WHAT YOU WILL DO: For this exercise, restate the records word for word.

DATASET EXCERPTS:
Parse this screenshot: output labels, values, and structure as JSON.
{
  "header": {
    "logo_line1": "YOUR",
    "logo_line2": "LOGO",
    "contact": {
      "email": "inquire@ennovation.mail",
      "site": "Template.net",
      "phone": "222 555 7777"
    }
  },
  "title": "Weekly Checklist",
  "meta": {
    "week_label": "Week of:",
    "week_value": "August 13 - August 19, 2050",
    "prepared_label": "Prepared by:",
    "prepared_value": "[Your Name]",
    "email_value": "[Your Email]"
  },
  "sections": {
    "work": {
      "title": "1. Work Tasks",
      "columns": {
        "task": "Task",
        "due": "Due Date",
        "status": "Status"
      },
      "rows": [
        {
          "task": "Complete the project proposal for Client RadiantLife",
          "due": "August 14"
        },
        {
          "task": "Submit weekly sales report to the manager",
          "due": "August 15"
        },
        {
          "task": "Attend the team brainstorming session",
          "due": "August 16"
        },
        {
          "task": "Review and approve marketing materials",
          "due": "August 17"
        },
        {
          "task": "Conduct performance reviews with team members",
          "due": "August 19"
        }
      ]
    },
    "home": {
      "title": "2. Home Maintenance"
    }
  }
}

ANSWER TO THE PROBLEM:
Parse this screenshot: output labels, values, and structure as JSON.
{
  "header": {
    "logo_line1": "YOUR",
    "logo_line2": "LOGO",
    "contact": {
      "email": "inquire@ennovation.mail",
      "site": "Template.net",
      "phone": "222 555 7777"
    }
  },
  "title": "Weekly Checklist",
  "meta": {
    "week_label": "Week of:",
    "week_value": "August 13 - August 19, 2050",
    "prepared_label": "Prepared by:",
    "prepared_value": "[Your Name]",
    "email_value": "[Your Email]"
  },
  "sections": {
    "work": {
      "title": "1. Work Tasks",
      "columns": {
        "task": "Task",
        "due": "Due Date",
        "status": "Status"
      },
      "rows": [
        {
          "task": "Complete the project proposal for Client RadiantLife",
          "due": "August 14"
        },
        {
          "task": "Submit weekly sales report to the manager",
          "due": "August 15"
        },
        {
          "task": "Attend the team brainstorming session",
          "due": "August 16"
        },
        {
          "task": "Review and approve marketing materials",
          "due": "August 17"
        },
        {
          "task": "Conduct performance reviews with team members",
          "due": "August 19"
        }
      ]
    },
    "home": {
      "title": "2. Home Maintenance"
    }
  }
}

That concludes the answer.